Don’t Shy Away from Over Purchasing School Supplies
The right school supplies can improve a student’s learning retention—so make sure physical materials like assignment planners, colorful highlighters and note pads are on your back-to-school lists. Assignment planners encourage students to physically write down what assignments are due and when, and as it happens, 34% of the younger generations surveyed say they use physical planners to help them stay organized and on top of upcoming deadlines. And since over 75% of students surveyed say they love to highlight and mark up physical content, with a range of colorful highlighters and notepads, students can stop to note and recognize what is actually important within a text, rather than just scroll quickly through an online resource.
Find Value in Physical Resources
The information posted on social media and online news websites may not always be accurate. Help confirm data by suggesting an afternoon library trip with your future scholar for the next big research paper and encourage your student to check out a few books on the subject. Reading physical books can help students learn about history (85%) and develop problem-solving skills (74%)*, so urge your student to find value in physical books, as well as in print, to help them prepare for the harder classes on their roster this fall, and expand their research paper bibliographies beyond Wikipedia. After all, when compared to social media (6%) and online news websites (9%), survey respondents believe physical printed resources like books (22%) are the most completely trusted source of information, followed by newspapers (14%)*.

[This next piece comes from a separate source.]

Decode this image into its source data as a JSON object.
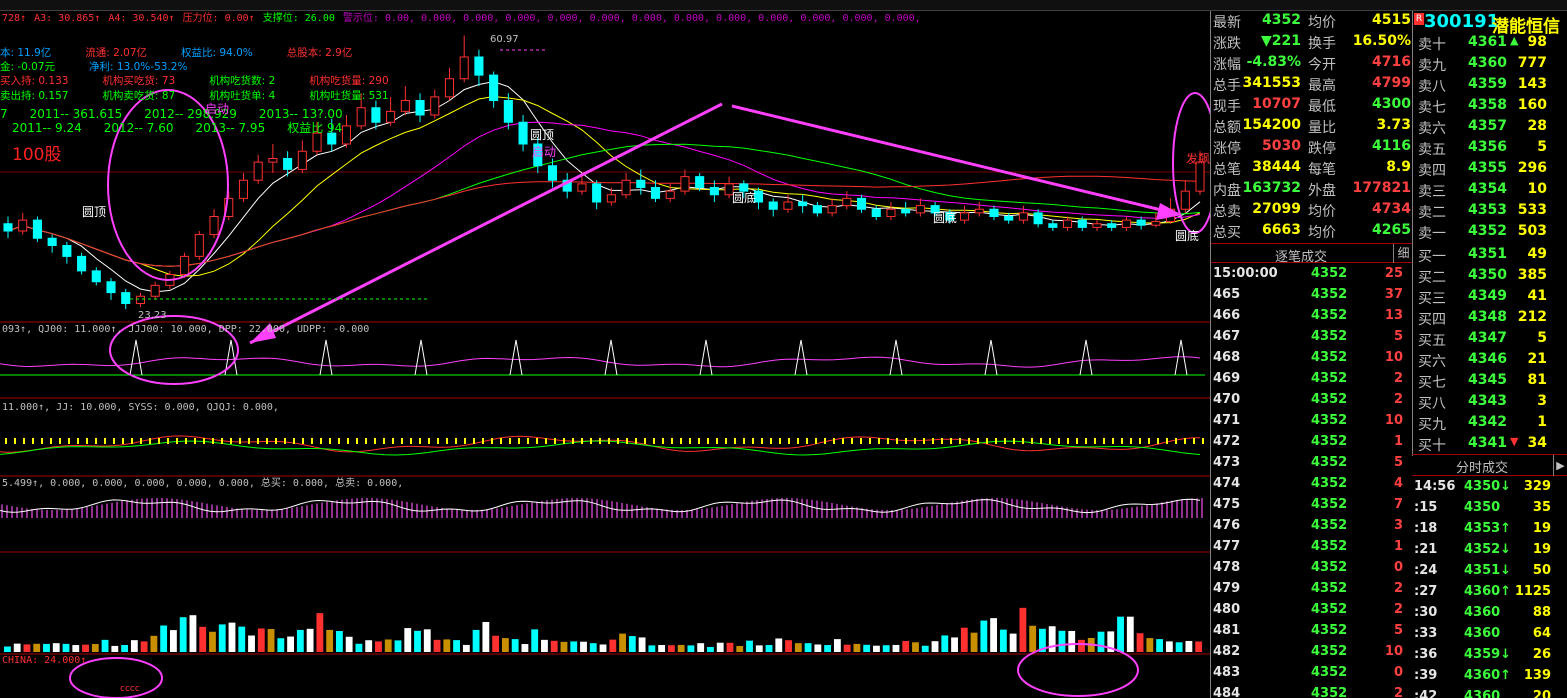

To learn additional key insights from the survey that speak to print’s versatility and positive influence in student education, please visit the Canon Print for Action resource guide.
*All figures, unless otherwise stated, are from an Ipsos survey conducted on behalf of Canon U.S.A., Inc. The survey was conducted online in English; fielding from November 27th – 29th, 2018 with a total sample size of 2,010 adults, ages 18 and older from the continental U.S., Alaska, and Hawaii. The results were weighted to match the 2016 U.S. census demographic data (including gender, age, region, race/ethnicity, and income) to help ensure the data is representative of the U.S. population. This study has a credibility interval of ±2.5 percentage points for all respondents. The following generational breaks were used when examining the data: Gen Z (21 and under), Millennials (22-36), Gen X (37-52), Baby Boomers (53-71), and Silent (72+) with the following sample sizes; Gen Z: 62, Millennials: 537, Gen X: 574, Baby Boomers: 689, Silent: 148.